» Task goal
Retype every entry below without altering anything.

» Data supplied
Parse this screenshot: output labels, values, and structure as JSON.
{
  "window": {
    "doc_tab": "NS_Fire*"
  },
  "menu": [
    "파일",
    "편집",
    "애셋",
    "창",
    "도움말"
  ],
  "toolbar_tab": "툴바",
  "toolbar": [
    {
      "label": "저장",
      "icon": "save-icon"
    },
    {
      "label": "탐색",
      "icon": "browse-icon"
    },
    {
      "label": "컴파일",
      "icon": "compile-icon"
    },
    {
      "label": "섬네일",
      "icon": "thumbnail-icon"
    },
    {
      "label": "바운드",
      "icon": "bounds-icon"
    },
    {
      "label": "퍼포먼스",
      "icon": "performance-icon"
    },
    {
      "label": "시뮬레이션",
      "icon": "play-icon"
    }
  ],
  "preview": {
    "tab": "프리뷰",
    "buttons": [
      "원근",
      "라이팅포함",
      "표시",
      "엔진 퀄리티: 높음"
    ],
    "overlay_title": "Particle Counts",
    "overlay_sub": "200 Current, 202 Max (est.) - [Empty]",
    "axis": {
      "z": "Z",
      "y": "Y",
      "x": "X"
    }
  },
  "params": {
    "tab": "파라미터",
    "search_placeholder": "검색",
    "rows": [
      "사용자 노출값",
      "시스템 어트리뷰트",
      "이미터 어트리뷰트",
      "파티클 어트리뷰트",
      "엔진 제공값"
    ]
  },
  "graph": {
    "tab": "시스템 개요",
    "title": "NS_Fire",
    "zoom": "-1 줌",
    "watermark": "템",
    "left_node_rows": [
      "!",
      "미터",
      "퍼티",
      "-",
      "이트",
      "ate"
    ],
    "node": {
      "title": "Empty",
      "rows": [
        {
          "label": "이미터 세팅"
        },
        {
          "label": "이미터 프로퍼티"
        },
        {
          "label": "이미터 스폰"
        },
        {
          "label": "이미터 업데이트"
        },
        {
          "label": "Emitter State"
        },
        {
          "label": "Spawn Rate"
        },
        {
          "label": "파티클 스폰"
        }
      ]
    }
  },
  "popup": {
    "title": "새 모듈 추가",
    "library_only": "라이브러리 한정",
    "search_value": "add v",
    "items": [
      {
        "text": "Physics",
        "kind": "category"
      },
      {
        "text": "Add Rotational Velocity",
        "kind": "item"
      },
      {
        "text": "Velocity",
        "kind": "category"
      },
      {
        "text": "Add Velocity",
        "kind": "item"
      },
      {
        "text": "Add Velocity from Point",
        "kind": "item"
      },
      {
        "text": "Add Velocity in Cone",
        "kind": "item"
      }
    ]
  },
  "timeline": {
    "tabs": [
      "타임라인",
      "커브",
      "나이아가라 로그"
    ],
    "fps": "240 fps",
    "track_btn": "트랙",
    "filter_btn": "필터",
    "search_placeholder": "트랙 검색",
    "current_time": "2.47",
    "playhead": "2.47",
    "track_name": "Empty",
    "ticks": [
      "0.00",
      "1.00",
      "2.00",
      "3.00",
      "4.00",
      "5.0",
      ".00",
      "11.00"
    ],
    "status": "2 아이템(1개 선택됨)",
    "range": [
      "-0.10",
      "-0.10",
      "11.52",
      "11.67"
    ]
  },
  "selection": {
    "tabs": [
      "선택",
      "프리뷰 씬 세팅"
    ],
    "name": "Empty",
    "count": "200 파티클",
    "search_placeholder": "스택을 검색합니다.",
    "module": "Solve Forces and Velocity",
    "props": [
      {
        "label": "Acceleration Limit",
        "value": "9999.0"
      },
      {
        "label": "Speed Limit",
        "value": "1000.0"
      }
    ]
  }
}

» Finished task
Parse this screenshot: output labels, values, and structure as JSON.
{
  "window": {
    "doc_tab": "NS_Fire*"
  },
  "menu": [
    "파일",
    "편집",
    "애셋",
    "창",
    "도움말"
  ],
  "toolbar_tab": "툴바",
  "toolbar": [
    {
      "label": "저장",
      "icon": "save-icon"
    },
    {
      "label": "탐색",
      "icon": "browse-icon"
    },
    {
      "label": "컴파일",
      "icon": "compile-icon"
    },
    {
      "label": "섬네일",
      "icon": "thumbnail-icon"
    },
    {
      "label": "바운드",
      "icon": "bounds-icon"
    },
    {
      "label": "퍼포먼스",
      "icon": "performance-icon"
    },
    {
      "label": "시뮬레이션",
      "icon": "play-icon"
    }
  ],
  "preview": {
    "tab": "프리뷰",
    "buttons": [
      "원근",
      "라이팅포함",
      "표시",
      "엔진 퀄리티: 높음"
    ],
    "overlay_title": "Particle Counts",
    "overlay_sub": "200 Current, 202 Max (est.) - [Empty]",
    "axis": {
      "z": "Z",
      "y": "Y",
      "x": "X"
    }
  },
  "params": {
    "tab": "파라미터",
    "search_placeholder": "검색",
    "rows": [
      "사용자 노출값",
      "시스템 어트리뷰트",
      "이미터 어트리뷰트",
      "파티클 어트리뷰트",
      "엔진 제공값"
    ]
  },
  "graph": {
    "tab": "시스템 개요",
    "title": "NS_Fire",
    "zoom": "-1 줌",
    "watermark": "템",
    "left_node_rows": [
      "!",
      "미터",
      "퍼티",
      "-",
      "이트",
      "ate"
    ],
    "node": {
      "title": "Empty",
      "rows": [
        {
          "label": "이미터 세팅"
        },
        {
          "label": "이미터 프로퍼티"
        },
        {
          "label": "이미터 스폰"
        },
        {
          "label": "이미터 업데이트"
        },
        {
          "label": "Emitter State"
        },
        {
          "label": "Spawn Rate"
        },
        {
          "label": "파티클 스폰"
        }
      ]
    }
  },
  "popup": {
    "title": "새 모듈 추가",
    "library_only": "라이브러리 한정",
    "search_value": "add v",
    "items": [
      {
        "text": "Physics",
        "kind": "category"
      },
      {
        "text": "Add Rotational Velocity",
        "kind": "item"
      },
      {
        "text": "Velocity",
        "kind": "category"
      },
      {
        "text": "Add Velocity",
        "kind": "item"
      },
      {
        "text": "Add Velocity from Point",
        "kind": "item"
      },
      {
        "text": "Add Velocity in Cone",
        "kind": "item"
      }
    ]
  },
  "timeline": {
    "tabs": [
      "타임라인",
      "커브",
      "나이아가라 로그"
    ],
    "fps": "240 fps",
    "track_btn": "트랙",
    "filter_btn": "필터",
    "search_placeholder": "트랙 검색",
    "current_time": "2.47",
    "playhead": "2.47",
    "track_name": "Empty",
    "ticks": [
      "0.00",
      "1.00",
      "2.00",
      "3.00",
      "4.00",
      "5.0",
      ".00",
      "11.00"
    ],
    "status": "2 아이템(1개 선택됨)",
    "range": [
      "-0.10",
      "-0.10",
      "11.52",
      "11.67"
    ]
  },
  "selection": {
    "tabs": [
      "선택",
      "프리뷰 씬 세팅"
    ],
    "name": "Empty",
    "count": "200 파티클",
    "search_placeholder": "스택을 검색합니다.",
    "module": "Solve Forces and Velocity",
    "props": [
      {
        "label": "Acceleration Limit",
        "value": "9999.0"
      },
      {
        "label": "Speed Limit",
        "value": "1000.0"
      }
    ]
  }
}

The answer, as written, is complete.